This is a fantasy story from Astrid Lindgren, and it is a little different to the stories she is perhaps best known for today. The Brothers Lionheart has less emphasis on comedy and the every day, instead transporting us to a new world that is both similar and different to our own and is the site of an epic struggle between good and evil as Lindgren adds a darker edge to her writing. Beautiful descriptions of Cherry Valley and the idyllic cottage where the boys live are set against depictions of a fearful dragon and a cruel tyrant. Lindgren also proves to be the mistress of sinister suspense, really building the terrifying dragon by making us fear her name and letting us hear her dreadful scream before we eventually see her.
Good versus evil aside, the relationship between Jonathan and Karl is definitely the centrepiece of this story. Writing as the younger brother Karl, Lindgren pitches her narrative perfectly. She writes simply, with a clear vocabulary and touches her readers through what she has her characters say, rather than how they say it. In character as Karl, Lindgren shows the strength of love between the brothers, the admiration that Karl has for Jonathan and the bravery that both boys show. All the more powerful for being told simply, the story of their brotherly love is incredibly moving in places.

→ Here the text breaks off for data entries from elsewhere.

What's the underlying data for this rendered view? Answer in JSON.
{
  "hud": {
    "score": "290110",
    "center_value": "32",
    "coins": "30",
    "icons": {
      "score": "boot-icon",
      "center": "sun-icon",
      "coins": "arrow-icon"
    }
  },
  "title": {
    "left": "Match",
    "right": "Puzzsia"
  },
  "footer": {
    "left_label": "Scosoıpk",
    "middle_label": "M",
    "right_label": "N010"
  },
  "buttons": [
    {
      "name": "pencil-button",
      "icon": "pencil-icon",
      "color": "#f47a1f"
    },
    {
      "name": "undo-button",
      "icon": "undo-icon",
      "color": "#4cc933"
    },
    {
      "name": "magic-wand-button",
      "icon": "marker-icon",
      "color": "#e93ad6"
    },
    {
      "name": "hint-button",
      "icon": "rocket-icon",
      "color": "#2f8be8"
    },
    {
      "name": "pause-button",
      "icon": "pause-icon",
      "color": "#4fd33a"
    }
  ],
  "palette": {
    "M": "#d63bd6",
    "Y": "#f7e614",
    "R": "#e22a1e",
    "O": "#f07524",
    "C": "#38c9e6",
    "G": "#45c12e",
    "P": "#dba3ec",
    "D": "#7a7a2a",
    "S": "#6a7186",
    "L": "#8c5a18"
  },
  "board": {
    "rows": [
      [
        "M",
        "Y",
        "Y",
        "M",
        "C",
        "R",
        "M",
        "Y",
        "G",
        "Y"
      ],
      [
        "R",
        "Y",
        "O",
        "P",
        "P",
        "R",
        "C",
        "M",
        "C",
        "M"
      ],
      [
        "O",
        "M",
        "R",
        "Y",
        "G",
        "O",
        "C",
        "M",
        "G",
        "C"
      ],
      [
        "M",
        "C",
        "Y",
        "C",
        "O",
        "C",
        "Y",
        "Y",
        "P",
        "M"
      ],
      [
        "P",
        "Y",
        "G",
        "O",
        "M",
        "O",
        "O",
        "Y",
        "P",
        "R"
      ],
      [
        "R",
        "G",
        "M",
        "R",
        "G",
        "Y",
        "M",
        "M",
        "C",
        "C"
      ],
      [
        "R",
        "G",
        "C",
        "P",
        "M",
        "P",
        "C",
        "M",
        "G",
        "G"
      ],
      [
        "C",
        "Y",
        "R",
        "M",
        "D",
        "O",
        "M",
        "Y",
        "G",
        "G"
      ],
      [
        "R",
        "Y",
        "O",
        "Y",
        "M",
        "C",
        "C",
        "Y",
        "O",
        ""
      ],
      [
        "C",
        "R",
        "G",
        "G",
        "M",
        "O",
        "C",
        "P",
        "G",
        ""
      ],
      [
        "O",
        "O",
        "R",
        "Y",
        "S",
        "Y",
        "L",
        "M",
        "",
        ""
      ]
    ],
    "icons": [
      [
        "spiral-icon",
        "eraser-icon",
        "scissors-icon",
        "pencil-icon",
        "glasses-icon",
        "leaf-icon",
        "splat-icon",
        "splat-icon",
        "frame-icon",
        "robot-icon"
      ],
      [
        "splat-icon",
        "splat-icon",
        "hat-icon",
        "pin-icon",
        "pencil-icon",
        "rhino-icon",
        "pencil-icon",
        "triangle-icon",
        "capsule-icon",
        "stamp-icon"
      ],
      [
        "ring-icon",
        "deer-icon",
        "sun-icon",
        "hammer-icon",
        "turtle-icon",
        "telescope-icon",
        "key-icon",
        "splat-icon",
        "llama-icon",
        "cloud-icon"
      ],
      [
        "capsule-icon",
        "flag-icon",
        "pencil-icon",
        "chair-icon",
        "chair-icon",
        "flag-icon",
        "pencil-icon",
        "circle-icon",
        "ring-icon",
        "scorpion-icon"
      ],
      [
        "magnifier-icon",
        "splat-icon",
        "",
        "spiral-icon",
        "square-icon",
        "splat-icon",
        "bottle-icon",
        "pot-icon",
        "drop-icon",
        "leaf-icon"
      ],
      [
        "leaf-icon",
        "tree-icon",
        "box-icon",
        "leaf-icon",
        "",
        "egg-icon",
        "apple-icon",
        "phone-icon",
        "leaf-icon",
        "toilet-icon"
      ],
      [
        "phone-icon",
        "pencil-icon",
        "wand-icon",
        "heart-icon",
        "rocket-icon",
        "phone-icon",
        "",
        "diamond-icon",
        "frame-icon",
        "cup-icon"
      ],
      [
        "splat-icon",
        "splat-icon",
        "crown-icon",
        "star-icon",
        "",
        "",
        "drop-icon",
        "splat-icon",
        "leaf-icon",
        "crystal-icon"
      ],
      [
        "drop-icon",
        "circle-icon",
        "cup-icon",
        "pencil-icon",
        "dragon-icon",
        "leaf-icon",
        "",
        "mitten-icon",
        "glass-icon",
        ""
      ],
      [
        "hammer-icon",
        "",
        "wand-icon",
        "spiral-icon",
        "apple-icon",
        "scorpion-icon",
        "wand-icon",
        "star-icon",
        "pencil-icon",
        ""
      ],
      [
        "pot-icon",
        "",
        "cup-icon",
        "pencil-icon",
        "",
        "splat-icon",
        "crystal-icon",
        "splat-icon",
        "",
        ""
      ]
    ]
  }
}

As with her 1954 fantasy story , Mio’s Kingdom - which is probably aimed at a slightly younger audience- the darker edge to this novel means that some children may find it a hard read. Death is dealt with sensitively and gently but those reading a bit ahead of their years might not be mature enough to fully appreciate the way Lindgren looks at this, or at the bravery and the relationship between Karl and Jonathan. As a fantasy work, The Brothers Lionheart also shows how much Astrid Lindgren had developed since she wrote Mio’s Kingdom. The later work is less of a straightforward fairy tale and although Lindgren writes as a young child in both, Karl’s narrative voice is far more sophisticated.
The Brothers Lionheart is a beautiful story, artfully told and Lindgren fans should definitely try it if only to see a different side to an author best remembered for characters like Pippi Longstocking or Karlson.
Abby Phillips (2012)